Shay Lockhart, who has attended the event since it started over a decade ago, said it has brought the community closer together.
“It’s a really good opportunity to talk to people that I live in the same neighbourhood with, but never get to see,” Lockhart said. “Most people are working and you don’t get to see them a lot. It’s a good excuse to meet people.”
The annual Christmas neighbourhood soup event is Sunday, Dec. 20 from 11:30 a.m. to 1:30 p.m. at 1622 Pembroke St. To RSVP email firstname.lastname@example.org.
eWomen Network Community Service Award 2014
What an honour to be awarded the Community Service Award from eWomen Network.
“This award goes to a woman who goes out of her way to contribute to her community often in ways others may overlook, who deserves to be acknowledged for her efforts. ”
Thank you ladies for all your support.
Grace Gerry won YoUnlimited’s Unlimited Woman Award for “Community Building” in 2013
Patty Mack Interview 2014
It was a pleasure to sit with Pamela Sylvan and have Patty Mack interview us.
Learn more about my background and my approach to weight loss.
Downtown & Around interview
“She’s the Silver Bullet to Weight Loss”
A huge thank you to Pamela Sylvan from Downtown and Around for interviewing me on the subject of emotional eating.
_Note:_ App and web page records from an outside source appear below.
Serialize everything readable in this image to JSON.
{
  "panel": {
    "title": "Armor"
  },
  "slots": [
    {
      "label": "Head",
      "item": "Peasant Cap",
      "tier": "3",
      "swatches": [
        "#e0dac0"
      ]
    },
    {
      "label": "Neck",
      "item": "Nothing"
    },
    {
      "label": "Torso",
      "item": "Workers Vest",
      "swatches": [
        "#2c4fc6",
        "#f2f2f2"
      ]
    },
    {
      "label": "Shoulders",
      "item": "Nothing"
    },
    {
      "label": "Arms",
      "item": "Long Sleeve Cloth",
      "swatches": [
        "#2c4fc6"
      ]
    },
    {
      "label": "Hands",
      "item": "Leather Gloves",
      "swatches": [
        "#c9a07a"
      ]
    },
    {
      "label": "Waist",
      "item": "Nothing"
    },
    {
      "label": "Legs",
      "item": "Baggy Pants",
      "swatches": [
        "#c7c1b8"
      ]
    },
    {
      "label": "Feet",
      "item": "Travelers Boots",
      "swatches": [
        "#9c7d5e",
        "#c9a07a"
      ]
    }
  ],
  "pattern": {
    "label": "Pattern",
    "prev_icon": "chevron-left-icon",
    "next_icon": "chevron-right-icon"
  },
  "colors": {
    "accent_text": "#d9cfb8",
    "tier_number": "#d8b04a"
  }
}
It runs for about 35 mins.
Living With FASD 2013 Summit
2011 December 9: (CBC Interview) Curbing Emotional Eating
Interview on CBC’s On The Island with Gregor Craigie on the topic, “Beyond counting calories and carrot sticks: Victoria counsellor Grace Gerry talks about “emotional eating” and how to deal with it over the holidays.”
2011 Five Reasons a Great Counsellor is Just as Good as a Trip to Europe
2011 May 4: A blog entry posted by Lisa Weeks, “5 Reasons a Great Counsellor is Just as Good as a Trip to Europe”
Caring for Children Who Are Attachment Resistant
REPORT: Caring for Children Who Are Attachment Resistant written by Grace Gerry. (PDF Version)
2006 Learn Food Smarts
2006 August 4: Parksville Qualicum Beach News article “Learn Food Smarts” where Grace is interviewed. (PDF Version)
2006 Will Power on Demand
Emotional Eating Start in Childhood
2006 May: Donegal Women Article “Emotional Eating Start in Childhood“: An article written by Grace Gerry, published in an Irish newspaper. (PDF Version)
2006 Listening Skills Learned in a Pub in Laghey
2006 March 16: An article called “Listening Skills Learned in a Pub in Laghey” by Grace Gerry published in a local Irish newspaper called Woman’s Voice: (PDF Version)
2004 The Vital Fill-Ins
2004 June 20: Susan Musgrave interviews David and Grace Gerry about fostering and Fetal Alcohol Spectrum Disorder (FAS/E) for the Times-Colonist article “The Vital Fill-Ins.” (PDF Version)